* **What to produce**:
Search the data for the string "label" and copy each line where it turns up.

* **Record excerpts**:
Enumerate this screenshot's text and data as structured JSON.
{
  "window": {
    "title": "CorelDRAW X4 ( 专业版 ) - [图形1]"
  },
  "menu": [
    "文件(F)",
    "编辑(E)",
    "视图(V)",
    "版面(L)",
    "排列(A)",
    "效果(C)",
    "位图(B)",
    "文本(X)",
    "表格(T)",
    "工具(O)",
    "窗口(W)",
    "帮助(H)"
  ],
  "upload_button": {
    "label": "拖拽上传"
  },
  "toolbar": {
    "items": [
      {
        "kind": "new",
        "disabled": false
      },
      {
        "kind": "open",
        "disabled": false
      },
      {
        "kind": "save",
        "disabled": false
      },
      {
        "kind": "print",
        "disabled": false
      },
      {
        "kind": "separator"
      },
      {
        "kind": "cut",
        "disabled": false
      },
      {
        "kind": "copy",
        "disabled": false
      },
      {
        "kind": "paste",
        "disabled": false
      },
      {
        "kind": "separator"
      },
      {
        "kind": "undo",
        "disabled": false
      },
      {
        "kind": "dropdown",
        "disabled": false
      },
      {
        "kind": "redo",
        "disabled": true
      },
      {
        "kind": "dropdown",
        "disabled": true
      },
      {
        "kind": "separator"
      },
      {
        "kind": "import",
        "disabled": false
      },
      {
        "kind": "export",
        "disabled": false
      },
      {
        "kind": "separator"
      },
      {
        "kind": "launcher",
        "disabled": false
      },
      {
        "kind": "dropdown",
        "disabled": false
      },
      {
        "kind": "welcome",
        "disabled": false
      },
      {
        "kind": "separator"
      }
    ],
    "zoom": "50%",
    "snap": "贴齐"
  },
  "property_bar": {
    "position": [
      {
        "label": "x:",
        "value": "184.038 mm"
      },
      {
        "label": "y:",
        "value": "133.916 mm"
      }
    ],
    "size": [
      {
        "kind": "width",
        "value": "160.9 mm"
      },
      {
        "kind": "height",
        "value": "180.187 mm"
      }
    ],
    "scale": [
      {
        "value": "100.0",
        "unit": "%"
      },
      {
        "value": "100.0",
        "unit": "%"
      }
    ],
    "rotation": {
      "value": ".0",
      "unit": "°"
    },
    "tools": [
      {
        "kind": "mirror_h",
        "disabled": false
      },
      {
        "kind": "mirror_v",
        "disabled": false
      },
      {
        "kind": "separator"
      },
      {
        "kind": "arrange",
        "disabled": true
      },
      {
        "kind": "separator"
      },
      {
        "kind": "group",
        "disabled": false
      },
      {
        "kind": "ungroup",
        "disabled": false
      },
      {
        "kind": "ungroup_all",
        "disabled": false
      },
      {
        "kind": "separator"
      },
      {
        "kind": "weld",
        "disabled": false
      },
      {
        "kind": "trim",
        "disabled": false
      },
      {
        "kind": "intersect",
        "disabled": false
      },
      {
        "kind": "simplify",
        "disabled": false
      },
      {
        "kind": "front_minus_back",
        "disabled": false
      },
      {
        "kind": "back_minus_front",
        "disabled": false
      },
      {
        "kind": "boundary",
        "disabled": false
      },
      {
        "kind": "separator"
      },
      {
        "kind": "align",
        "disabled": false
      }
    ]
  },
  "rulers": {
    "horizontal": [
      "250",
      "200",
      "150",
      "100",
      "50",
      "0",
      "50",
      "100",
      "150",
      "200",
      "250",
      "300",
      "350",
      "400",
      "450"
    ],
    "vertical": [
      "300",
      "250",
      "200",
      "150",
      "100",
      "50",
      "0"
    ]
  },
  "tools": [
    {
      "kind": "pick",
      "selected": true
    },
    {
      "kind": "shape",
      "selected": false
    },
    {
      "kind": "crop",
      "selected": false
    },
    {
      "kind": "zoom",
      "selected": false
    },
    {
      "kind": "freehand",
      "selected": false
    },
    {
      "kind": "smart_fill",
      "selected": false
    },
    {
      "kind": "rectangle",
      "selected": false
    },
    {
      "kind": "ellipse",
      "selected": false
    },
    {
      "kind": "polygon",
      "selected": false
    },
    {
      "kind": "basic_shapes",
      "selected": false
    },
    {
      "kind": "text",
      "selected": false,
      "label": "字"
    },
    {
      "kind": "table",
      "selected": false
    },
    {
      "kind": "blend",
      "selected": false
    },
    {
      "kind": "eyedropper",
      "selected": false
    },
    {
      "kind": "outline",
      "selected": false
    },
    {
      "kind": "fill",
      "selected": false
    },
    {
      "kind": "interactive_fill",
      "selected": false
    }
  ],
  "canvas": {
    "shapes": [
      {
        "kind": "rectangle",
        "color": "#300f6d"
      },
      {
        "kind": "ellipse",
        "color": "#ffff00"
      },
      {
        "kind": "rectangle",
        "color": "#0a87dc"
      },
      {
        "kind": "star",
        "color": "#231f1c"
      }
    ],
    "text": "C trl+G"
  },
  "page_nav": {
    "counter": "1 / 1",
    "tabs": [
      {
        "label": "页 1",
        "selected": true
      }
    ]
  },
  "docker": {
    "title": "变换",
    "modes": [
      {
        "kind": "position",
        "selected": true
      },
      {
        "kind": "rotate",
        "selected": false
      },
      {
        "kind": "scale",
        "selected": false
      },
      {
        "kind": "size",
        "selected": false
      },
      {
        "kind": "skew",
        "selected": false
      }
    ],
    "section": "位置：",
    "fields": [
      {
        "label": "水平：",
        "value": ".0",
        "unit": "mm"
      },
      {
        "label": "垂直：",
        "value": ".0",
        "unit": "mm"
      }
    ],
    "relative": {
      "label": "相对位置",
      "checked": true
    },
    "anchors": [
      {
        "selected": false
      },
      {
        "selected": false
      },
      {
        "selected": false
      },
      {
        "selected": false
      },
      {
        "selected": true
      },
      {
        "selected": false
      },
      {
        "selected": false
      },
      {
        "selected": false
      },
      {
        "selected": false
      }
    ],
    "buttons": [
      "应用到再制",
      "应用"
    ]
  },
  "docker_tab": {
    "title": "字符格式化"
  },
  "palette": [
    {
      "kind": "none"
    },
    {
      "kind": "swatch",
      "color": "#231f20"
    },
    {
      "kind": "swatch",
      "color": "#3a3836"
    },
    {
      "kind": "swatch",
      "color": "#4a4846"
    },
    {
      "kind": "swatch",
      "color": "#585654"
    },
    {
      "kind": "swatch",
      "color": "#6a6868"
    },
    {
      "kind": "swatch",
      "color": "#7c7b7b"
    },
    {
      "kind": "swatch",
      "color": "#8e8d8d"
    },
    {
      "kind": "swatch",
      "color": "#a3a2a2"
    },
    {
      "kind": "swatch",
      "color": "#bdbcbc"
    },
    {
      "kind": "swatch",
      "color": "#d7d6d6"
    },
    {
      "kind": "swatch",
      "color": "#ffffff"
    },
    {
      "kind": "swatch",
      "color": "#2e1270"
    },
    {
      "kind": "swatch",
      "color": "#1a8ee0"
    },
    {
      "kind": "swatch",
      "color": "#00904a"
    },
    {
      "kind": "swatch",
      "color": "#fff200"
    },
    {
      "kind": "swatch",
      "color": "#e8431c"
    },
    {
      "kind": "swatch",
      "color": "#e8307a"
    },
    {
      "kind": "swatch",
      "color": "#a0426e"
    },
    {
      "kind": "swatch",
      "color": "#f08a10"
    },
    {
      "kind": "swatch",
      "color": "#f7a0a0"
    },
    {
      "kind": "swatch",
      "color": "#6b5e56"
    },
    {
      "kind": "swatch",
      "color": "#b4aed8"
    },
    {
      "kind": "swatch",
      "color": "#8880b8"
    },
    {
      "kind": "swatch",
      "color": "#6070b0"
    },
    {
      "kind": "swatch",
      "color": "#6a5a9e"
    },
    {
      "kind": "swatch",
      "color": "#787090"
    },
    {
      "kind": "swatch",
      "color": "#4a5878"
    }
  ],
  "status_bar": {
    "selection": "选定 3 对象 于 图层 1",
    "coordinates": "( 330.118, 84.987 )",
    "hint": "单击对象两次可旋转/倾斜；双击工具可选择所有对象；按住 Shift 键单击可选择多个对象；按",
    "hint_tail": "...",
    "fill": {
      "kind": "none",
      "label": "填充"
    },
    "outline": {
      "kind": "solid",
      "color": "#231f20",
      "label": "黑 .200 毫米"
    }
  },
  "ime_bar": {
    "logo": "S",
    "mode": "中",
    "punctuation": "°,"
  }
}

* **Exercise output**:
    "label": "拖拽上传"
        "label": "x:",
        "label": "y:",
      "label": "字"
        "label": "页 1",
        "label": "水平：",
        "label": "垂直：",
      "label": "相对位置",
      "label": "填充"
      "label": "黑 .200 毫米"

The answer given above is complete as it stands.